They found a burial chamber consisting of eight loculi (burial niches), six of them containing cinerary urns of different shapes and materials (limestone, glass) and funerary objects. Two of the loculi were empty. Of the six, three contained the remains of men, and the other three the remains of women. The two empty ones show no sign of ever having been occupied.
The mausoleum was likely the tomb a wealthy local family. The vaulted ceiling and walls of the chamber were decorated with geometric intersecting lines in a vivid red and the quality of the objects point to the family having been very wealthy. The tomb had never been broken into, looted or damaged. It was found intact with the cinerary remains and funerary offerings including pots, plates, glass and ceramic drinking vessels.
Loculus number seven held an egg-shaped lead case with an egg-shaped lid. Inside the lead container was a glass cinerary urn with a lid and two large handles. Inside the closed glass urn were the remains of a cloth bag, three round amber beads and a delicate unguentarium (ointment jar) carved out of rock crystal with a sealed dolomite stopper. Inside was a solidified mass.

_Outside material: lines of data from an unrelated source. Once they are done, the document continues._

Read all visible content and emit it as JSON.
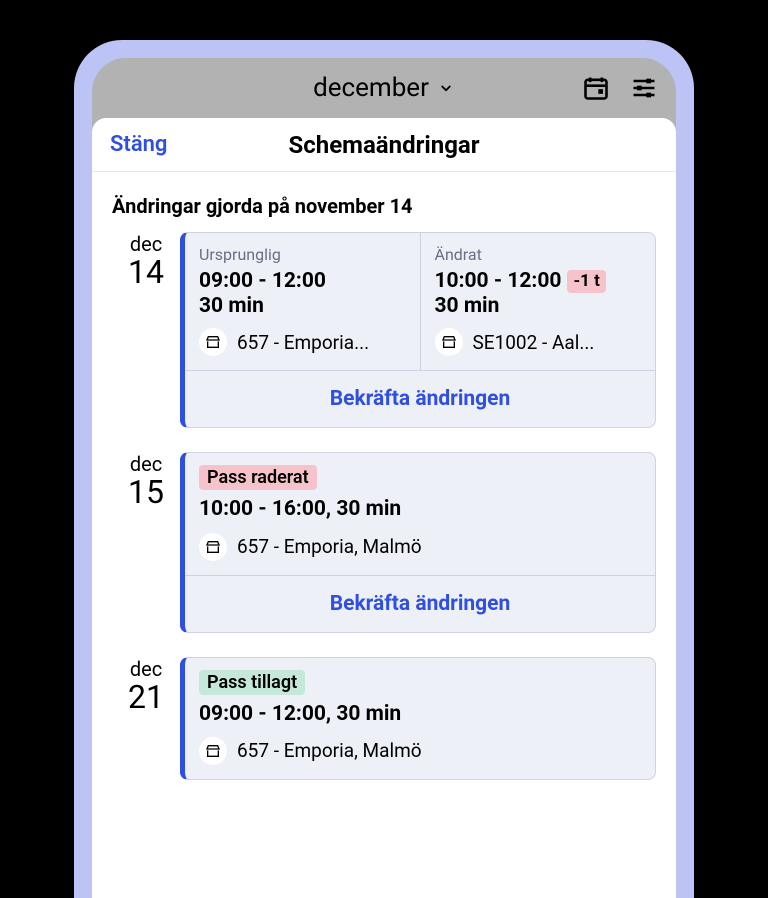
{
  "topbar": {
    "month_label": "december"
  },
  "sheet": {
    "close_label": "Stäng",
    "title": "Schemaändringar",
    "section_heading": "Ändringar gjorda på november 14",
    "confirm_label": "Bekräfta ändringen"
  },
  "labels": {
    "original": "Ursprunglig",
    "changed": "Ändrat"
  },
  "entries": [
    {
      "month": "dec",
      "day": "14",
      "type": "modified",
      "original": {
        "time": "09:00 - 12:00",
        "break": "30 min",
        "location": "657 - Emporia..."
      },
      "changed": {
        "time": "10:00 - 12:00",
        "delta": "-1 t",
        "break": "30 min",
        "location": "SE1002 - Aal..."
      }
    },
    {
      "month": "dec",
      "day": "15",
      "type": "deleted",
      "status_text": "Pass raderat",
      "time": "10:00 - 16:00, 30 min",
      "location": "657 - Emporia, Malmö"
    },
    {
      "month": "dec",
      "day": "21",
      "type": "added",
      "status_text": "Pass tillagt",
      "time": "09:00 - 12:00, 30 min",
      "location": "657 - Emporia, Malmö"
    }
  ]
}
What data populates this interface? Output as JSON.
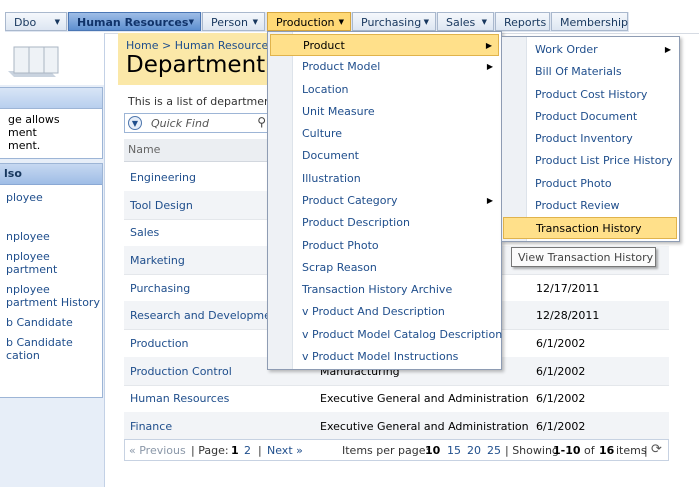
{
  "menubar": {
    "items": [
      {
        "label": "Dbo"
      },
      {
        "label": "Human Resources"
      },
      {
        "label": "Person"
      },
      {
        "label": "Production"
      },
      {
        "label": "Purchasing"
      },
      {
        "label": "Sales"
      },
      {
        "label": "Reports"
      },
      {
        "label": "Membership"
      }
    ]
  },
  "sidebar": {
    "about_text": [
      "ge allows",
      "ment",
      "ment."
    ],
    "see_also_title": "lso",
    "links": [
      "ployee",
      "nployee",
      "nployee",
      "partment",
      "nployee",
      "partment History",
      "b Candidate",
      "b Candidate",
      "cation"
    ]
  },
  "breadcrumb": {
    "home": "Home",
    "sep": ">",
    "section": "Human Resources",
    "sep2": ">"
  },
  "page": {
    "title": "Department",
    "description": "This is a list of department."
  },
  "search": {
    "placeholder": "Quick Find"
  },
  "grid": {
    "header": "Name",
    "rows": [
      {
        "name": "Engineering",
        "group": "",
        "date": ""
      },
      {
        "name": "Tool Design",
        "group": "",
        "date": ""
      },
      {
        "name": "Sales",
        "group": "",
        "date": ""
      },
      {
        "name": "Marketing",
        "group": "",
        "date": ""
      },
      {
        "name": "Purchasing",
        "group": "",
        "date": "12/17/2011"
      },
      {
        "name": "Research and Development",
        "group": "",
        "date": "12/28/2011"
      },
      {
        "name": "Production",
        "group": "",
        "date": "6/1/2002"
      },
      {
        "name": "Production Control",
        "group": "Manufacturing",
        "date": "6/1/2002"
      },
      {
        "name": "Human Resources",
        "group": "Executive General and Administration",
        "date": "6/1/2002"
      },
      {
        "name": "Finance",
        "group": "Executive General and Administration",
        "date": "6/1/2002"
      }
    ]
  },
  "pager": {
    "prev": "« Previous",
    "page_label": "| Page:",
    "page1": "1",
    "page2": "2",
    "sep": "|",
    "next": "Next »",
    "items_per_page": "Items per page:",
    "size1": "10",
    "size2": "15",
    "size3": "20",
    "size4": "25",
    "showing_prefix": "| Showing",
    "range": "1-10",
    "of": "of",
    "total": "16",
    "items_suffix": "items",
    "sep2": "|"
  },
  "production_menu": {
    "items": [
      "Product",
      "Product Model",
      "Location",
      "Unit Measure",
      "Culture",
      "Document",
      "Illustration",
      "Product Category",
      "Product Description",
      "Product Photo",
      "Scrap Reason",
      "Transaction History Archive",
      "v Product And Description",
      "v Product Model Catalog Description",
      "v Product Model Instructions"
    ]
  },
  "product_submenu": {
    "items": [
      "Work Order",
      "Bill Of Materials",
      "Product Cost History",
      "Product Document",
      "Product Inventory",
      "Product List Price History",
      "Product Photo",
      "Product Review",
      "Transaction History"
    ]
  },
  "tooltip": {
    "text": "View Transaction History"
  },
  "colors": {
    "accent": "#1f4e8c",
    "highlight": "#ffe08a",
    "title_bg": "#fbe8a8"
  }
}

The grave dates to the late 1st century B.C. or the early 1st century A.D. and the vessel was so effectively sealed with bitumen and the dolomite stopper that it was still unbroken when it was found 2,000 years later. This gave archaeologists the unique opportunity to analyze the uncontaminated contents of a Roman perfume bottle.
Researchers deployed techniques such as X-ray diffraction (XRD), scanning electron microscopy–energy dispersive X-ray spectroscopy (SEM–EDS), micro-Raman (µ-Raman) and Fourier transform-infrared (FT-IR) spectroscopies, and gas chromatography–mass spectrometry (GC–MS) to discover the chemical composition of the solid mass inside the rock crystal unguentarium and of the lid sealant.
Using bitumen to seal and waterproof the dolomite stopper was quite plausible since the unguentarium might have been made in a perfume workshop from another place in the Roman empire and subsequently purchased by the owners of the tomb. Therefore, ensuring that the unguentarium would hold its content intact for a long time required using a tightly sealed, waterproofed stopper To our knowledge, this is possibly the first time a perfume from Roman times has been identified. Based on the GC/MS analysis of the sample, the perfume in question was patchouli. The results are consistent with classical works according to which a perfume consisted of at least two different substances: an essential oil (or the plant leaves from which it was extracted) and a fatty material. The unguentarium contents’ composition is consistent with that of an extract of patchouli mixed with vegetable fat as inferred from the presence of β-sitosterol, stigmasterol and squalene. Additionally, we succeeded in identifying the material of the unguentarium stopper, which was dolomite—a previously unreported choice for this type of object.
Un amigo mio se esta haciendo una casa, y han encontrado una entrada a una cámara funeraria intacta de mas de 2000 años. pic.twitter.com/qDg7JnC5fm— HAPPY (@HAPPY_PJMM) August 28, 2019